> _Aim of the exercise_:
Extract the text of every entry below exactly; leave images out.

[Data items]
———

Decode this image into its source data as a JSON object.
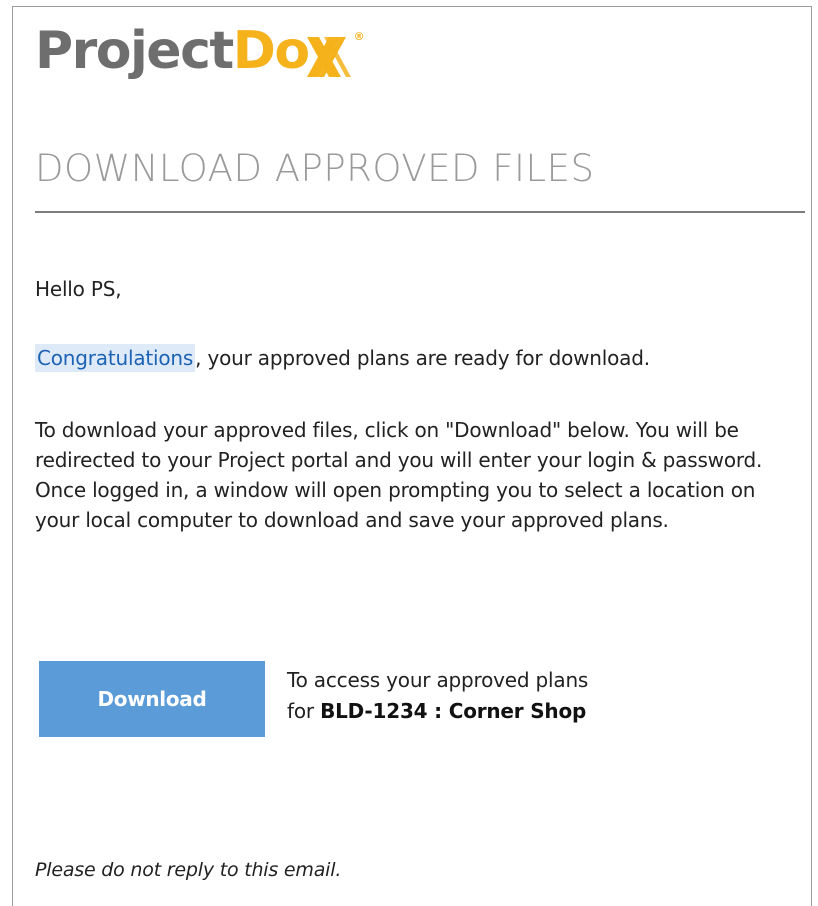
{
  "brand": {
    "logo_part1": "Project",
    "logo_part2": "Do",
    "logo_reg": "®",
    "colors": {
      "gray": "#6e6e6e",
      "accent": "#f5b21b"
    }
  },
  "email": {
    "title": "DOWNLOAD APPROVED FILES",
    "greeting": "Hello PS,",
    "congrats_highlight": "Congratulations",
    "congrats_rest": ", your approved plans are ready for download.",
    "instructions": "To download your approved files, click on \"Download\" below. You will be redirected to your Project portal and you will enter your login & password. Once logged in, a window will open prompting you to select a location on your local computer to download and save your approved plans.",
    "download_button": "Download",
    "access_line1": "To access your approved plans",
    "access_for": "for ",
    "project_ref": "BLD-1234 : Corner Shop",
    "footer": "Please do not reply to this email."
  },
  "colors": {
    "button_bg": "#5b9bd7",
    "title_gray": "#9a9a9a",
    "highlight_bg": "#dfeaf8",
    "link_blue": "#1d63b3"
  }
}
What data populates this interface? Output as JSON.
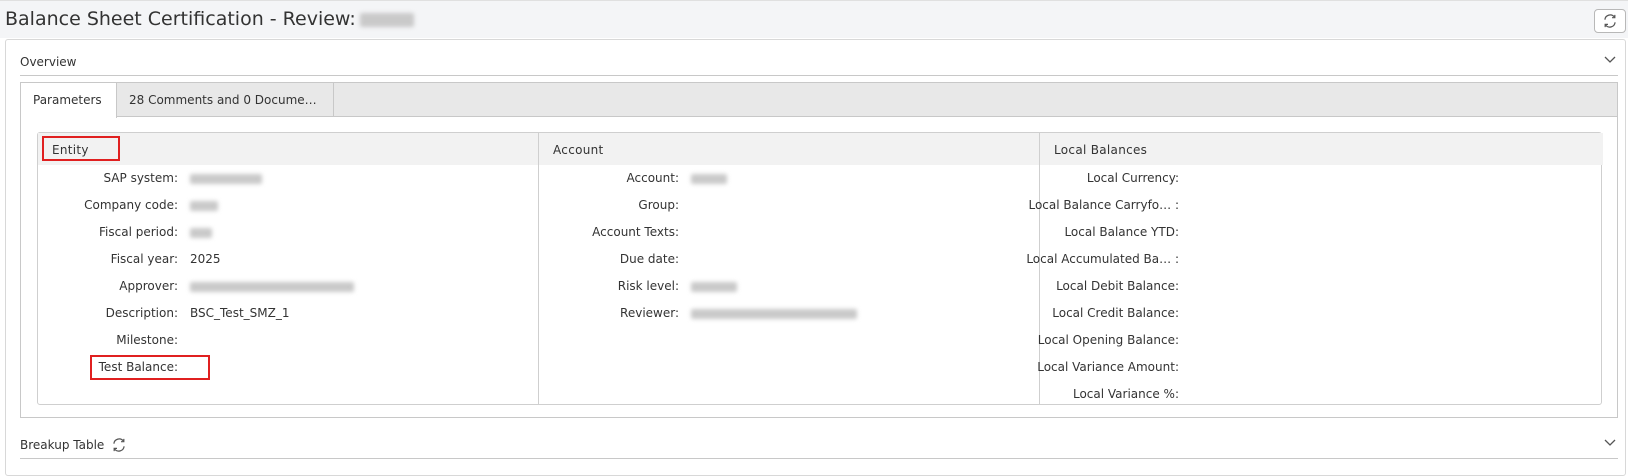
{
  "header": {
    "title": "Balance Sheet Certification - Review:",
    "refresh_icon": "refresh-icon"
  },
  "overview": {
    "label": "Overview",
    "tabs": [
      {
        "label": "Parameters",
        "active": true
      },
      {
        "label": "28 Comments and 0 Docume…",
        "active": false
      }
    ],
    "columns": {
      "entity": {
        "title": "Entity",
        "fields": [
          {
            "label": "SAP system:",
            "value": "",
            "redacted": true
          },
          {
            "label": "Company code:",
            "value": "",
            "redacted": true
          },
          {
            "label": "Fiscal period:",
            "value": "",
            "redacted": true
          },
          {
            "label": "Fiscal year:",
            "value": "2025"
          },
          {
            "label": "Approver:",
            "value": "",
            "redacted": true
          },
          {
            "label": "Description:",
            "value": "BSC_Test_SMZ_1"
          },
          {
            "label": "Milestone:",
            "value": ""
          },
          {
            "label": "Test Balance:",
            "value": ""
          }
        ]
      },
      "account": {
        "title": "Account",
        "fields": [
          {
            "label": "Account:",
            "value": "",
            "redacted": true
          },
          {
            "label": "Group:",
            "value": ""
          },
          {
            "label": "Account Texts:",
            "value": ""
          },
          {
            "label": "Due date:",
            "value": ""
          },
          {
            "label": "Risk level:",
            "value": "",
            "redacted": true
          },
          {
            "label": "Reviewer:",
            "value": "",
            "redacted": true
          }
        ]
      },
      "local_balances": {
        "title": "Local Balances",
        "fields": [
          {
            "label": "Local Currency:",
            "value": ""
          },
          {
            "label": "Local Balance Carryfo… :",
            "value": ""
          },
          {
            "label": "Local Balance YTD:",
            "value": ""
          },
          {
            "label": "Local Accumulated Ba… :",
            "value": ""
          },
          {
            "label": "Local Debit Balance:",
            "value": ""
          },
          {
            "label": "Local Credit Balance:",
            "value": ""
          },
          {
            "label": "Local Opening Balance:",
            "value": ""
          },
          {
            "label": "Local Variance Amount:",
            "value": ""
          },
          {
            "label": "Local Variance %:",
            "value": ""
          }
        ]
      }
    }
  },
  "breakup": {
    "label": "Breakup Table"
  },
  "colors": {
    "highlight_box": "#e02020",
    "header_bg": "#f4f5f7",
    "tabstrip_bg": "#e8e8e8"
  }
}
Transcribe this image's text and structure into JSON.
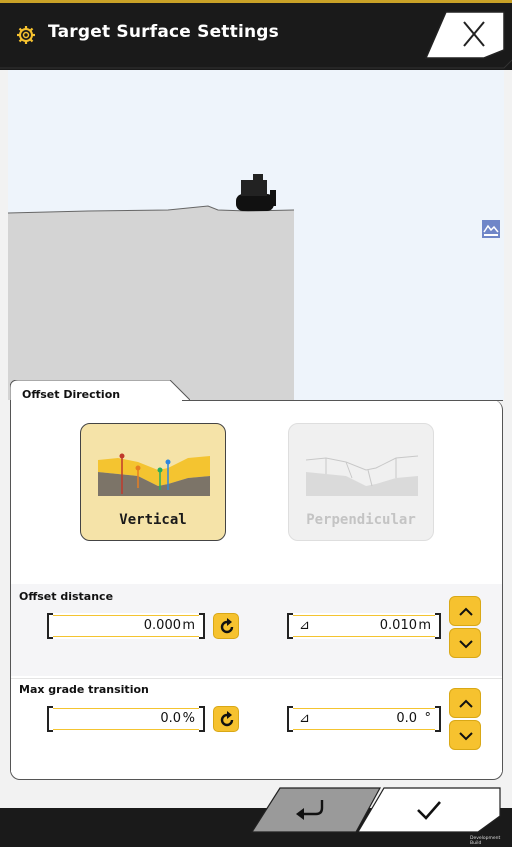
{
  "header": {
    "title": "Target Surface Settings",
    "icon": "gear-icon",
    "close_icon": "close-icon"
  },
  "scene": {
    "machine": "dozer-icon",
    "side_icon": "terrain-view-icon"
  },
  "panel": {
    "tab_label": "Offset Direction",
    "options": [
      {
        "label": "Vertical",
        "selected": true
      },
      {
        "label": "Perpendicular",
        "selected": false
      }
    ]
  },
  "offset_distance": {
    "title": "Offset distance",
    "value": "0.000",
    "unit": "m",
    "slope_symbol": "⊿",
    "slope_value": "0.010",
    "slope_unit": "m"
  },
  "max_grade": {
    "title": "Max grade transition",
    "value": "0.0",
    "unit": "%",
    "slope_symbol": "⊿",
    "slope_value": "0.0",
    "slope_unit": "°"
  },
  "footer": {
    "back_icon": "return-icon",
    "confirm_icon": "check-icon",
    "build_label": "Development Build"
  },
  "colors": {
    "accent": "#f6c22f",
    "header_bg": "#1a1a1a",
    "selected_bg": "#f5e3a8"
  }
}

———

> _Result of the task_:
Decode this image into its source data as a JSON object.
{
  "brand": {
    "logo_part1": "Project",
    "logo_part2": "Do",
    "logo_reg": "®",
    "colors": {
      "gray": "#6e6e6e",
      "accent": "#f5b21b"
    }
  },
  "email": {
    "title": "DOWNLOAD APPROVED FILES",
    "greeting": "Hello PS,",
    "congrats_highlight": "Congratulations",
    "congrats_rest": ", your approved plans are ready for download.",
    "instructions": "To download your approved files, click on \"Download\" below. You will be redirected to your Project portal and you will enter your login & password. Once logged in, a window will open prompting you to select a location on your local computer to download and save your approved plans.",
    "download_button": "Download",
    "access_line1": "To access your approved plans",
    "access_for": "for ",
    "project_ref": "BLD-1234 : Corner Shop",
    "footer": "Please do not reply to this email."
  },
  "colors": {
    "button_bg": "#5b9bd7",
    "title_gray": "#9a9a9a",
    "highlight_bg": "#dfeaf8",
    "link_blue": "#1d63b3"
  }
}
What data populates this interface? Output as JSON.
{
  "header": {
    "title": "Balance Sheet Certification - Review:",
    "refresh_icon": "refresh-icon"
  },
  "overview": {
    "label": "Overview",
    "tabs": [
      {
        "label": "Parameters",
        "active": true
      },
      {
        "label": "28 Comments and 0 Docume…",
        "active": false
      }
    ],
    "columns": {
      "entity": {
        "title": "Entity",
        "fields": [
          {
            "label": "SAP system:",
            "value": "",
            "redacted": true
          },
          {
            "label": "Company code:",
            "value": "",
            "redacted": true
          },
          {
            "label": "Fiscal period:",
            "value": "",
            "redacted": true
          },
          {
            "label": "Fiscal year:",
            "value": "2025"
          },
          {
            "label": "Approver:",
            "value": "",
            "redacted": true
          },
          {
            "label": "Description:",
            "value": "BSC_Test_SMZ_1"
          },
          {
            "label": "Milestone:",
            "value": ""
          },
          {
            "label": "Test Balance:",
            "value": ""
          }
        ]
      },
      "account": {
        "title": "Account",
        "fields": [
          {
            "label": "Account:",
            "value": "",
            "redacted": true
          },
          {
            "label": "Group:",
            "value": ""
          },
          {
            "label": "Account Texts:",
            "value": ""
          },
          {
            "label": "Due date:",
            "value": ""
          },
          {
            "label": "Risk level:",
            "value": "",
            "redacted": true
          },
          {
            "label": "Reviewer:",
            "value": "",
            "redacted": true
          }
        ]
      },
      "local_balances": {
        "title": "Local Balances",
        "fields": [
          {
            "label": "Local Currency:",
            "value": ""
          },
          {
            "label": "Local Balance Carryfo… :",
            "value": ""
          },
          {
            "label": "Local Balance YTD:",
            "value": ""
          },
          {
            "label": "Local Accumulated Ba… :",
            "value": ""
          },
          {
            "label": "Local Debit Balance:",
            "value": ""
          },
          {
            "label": "Local Credit Balance:",
            "value": ""
          },
          {
            "label": "Local Opening Balance:",
            "value": ""
          },
          {
            "label": "Local Variance Amount:",
            "value": ""
          },
          {
            "label": "Local Variance %:",
            "value": ""
          }
        ]
      }
    }
  },
  "breakup": {
    "label": "Breakup Table"
  },
  "colors": {
    "highlight_box": "#e02020",
    "header_bg": "#f4f5f7",
    "tabstrip_bg": "#e8e8e8"
  }
}
Transcribe this image's text and structure into JSON.
{
  "header": {
    "title": "Target Surface Settings",
    "icon": "gear-icon",
    "close_icon": "close-icon"
  },
  "scene": {
    "machine": "dozer-icon",
    "side_icon": "terrain-view-icon"
  },
  "panel": {
    "tab_label": "Offset Direction",
    "options": [
      {
        "label": "Vertical",
        "selected": true
      },
      {
        "label": "Perpendicular",
        "selected": false
      }
    ]
  },
  "offset_distance": {
    "title": "Offset distance",
    "value": "0.000",
    "unit": "m",
    "slope_symbol": "⊿",
    "slope_value": "0.010",
    "slope_unit": "m"
  },
  "max_grade": {
    "title": "Max grade transition",
    "value": "0.0",
    "unit": "%",
    "slope_symbol": "⊿",
    "slope_value": "0.0",
    "slope_unit": "°"
  },
  "footer": {
    "back_icon": "return-icon",
    "confirm_icon": "check-icon",
    "build_label": "Development Build"
  },
  "colors": {
    "accent": "#f6c22f",
    "header_bg": "#1a1a1a",
    "selected_bg": "#f5e3a8"
  }
}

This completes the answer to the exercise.